• What you should do
Each line of the entries that mentions the string "text" needs to be reported.

(Entries from a dataset of interfaces)
BEGIN

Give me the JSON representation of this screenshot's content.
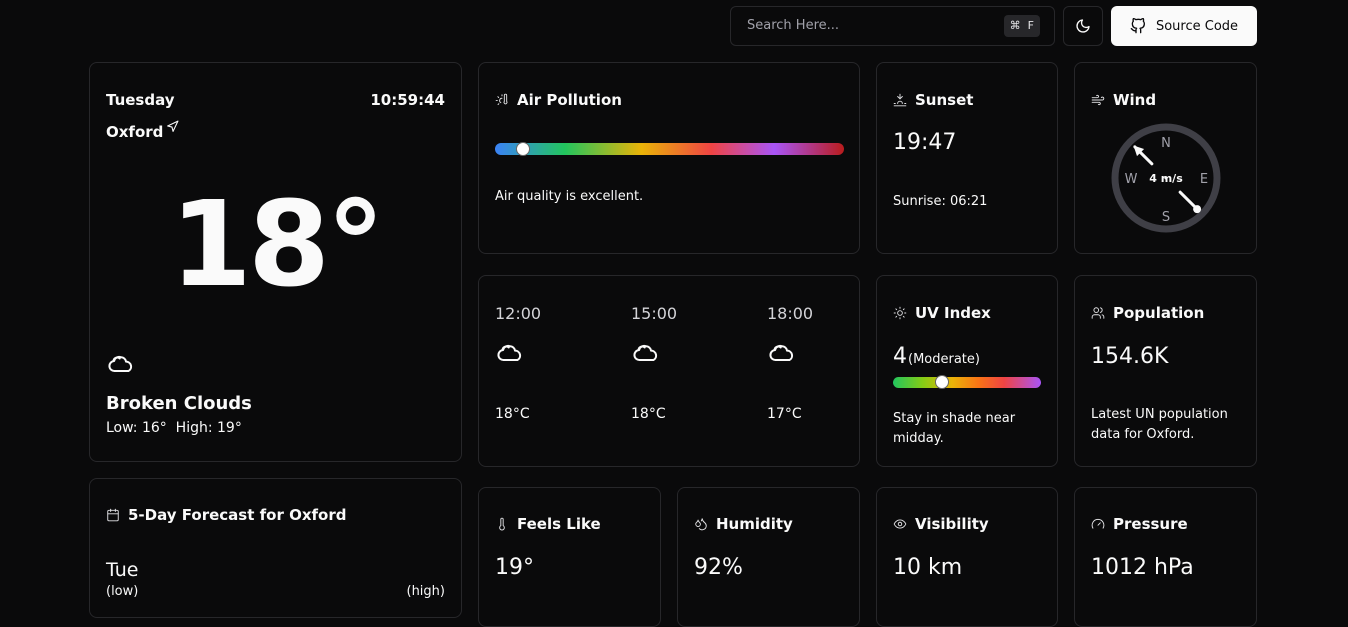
{
  "topbar": {
    "search_placeholder": "Search Here...",
    "shortcut_cmd": "⌘",
    "shortcut_key": "F",
    "source_label": "Source Code"
  },
  "current": {
    "day": "Tuesday",
    "time": "10:59:44",
    "city": "Oxford",
    "temp": "18°",
    "condition": "Broken Clouds",
    "low_high": "Low: 16°  High: 19°"
  },
  "forecast": {
    "title": "5-Day Forecast for Oxford",
    "first_day": "Tue",
    "low_label": "(low)",
    "high_label": "(high)"
  },
  "air": {
    "title": "Air Pollution",
    "level": 0.08,
    "text": "Air quality is excellent."
  },
  "sunset": {
    "title": "Sunset",
    "time": "19:47",
    "sunrise": "Sunrise: 06:21"
  },
  "wind": {
    "title": "Wind",
    "speed": "4 m/s",
    "n": "N",
    "e": "E",
    "s": "S",
    "w": "W",
    "direction_deg": 135
  },
  "hourly": [
    {
      "time": "12:00",
      "temp": "18°C",
      "icon": "cloud-icon"
    },
    {
      "time": "15:00",
      "temp": "18°C",
      "icon": "cloud-icon"
    },
    {
      "time": "18:00",
      "temp": "17°C",
      "icon": "cloud-icon"
    }
  ],
  "uv": {
    "title": "UV Index",
    "value": "4",
    "category": "(Moderate)",
    "level": 0.33,
    "text": "Stay in shade near midday."
  },
  "population": {
    "title": "Population",
    "value": "154.6K",
    "text": "Latest UN population data for Oxford."
  },
  "feels": {
    "title": "Feels Like",
    "value": "19°"
  },
  "humidity": {
    "title": "Humidity",
    "value": "92%"
  },
  "visibility": {
    "title": "Visibility",
    "value": "10 km"
  },
  "pressure": {
    "title": "Pressure",
    "value": "1012 hPa"
  }
}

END

• Response area
    "text": "Air quality is excellent."
    "text": "Stay in shade near midday."
    "text": "Latest UN population data for Oxford."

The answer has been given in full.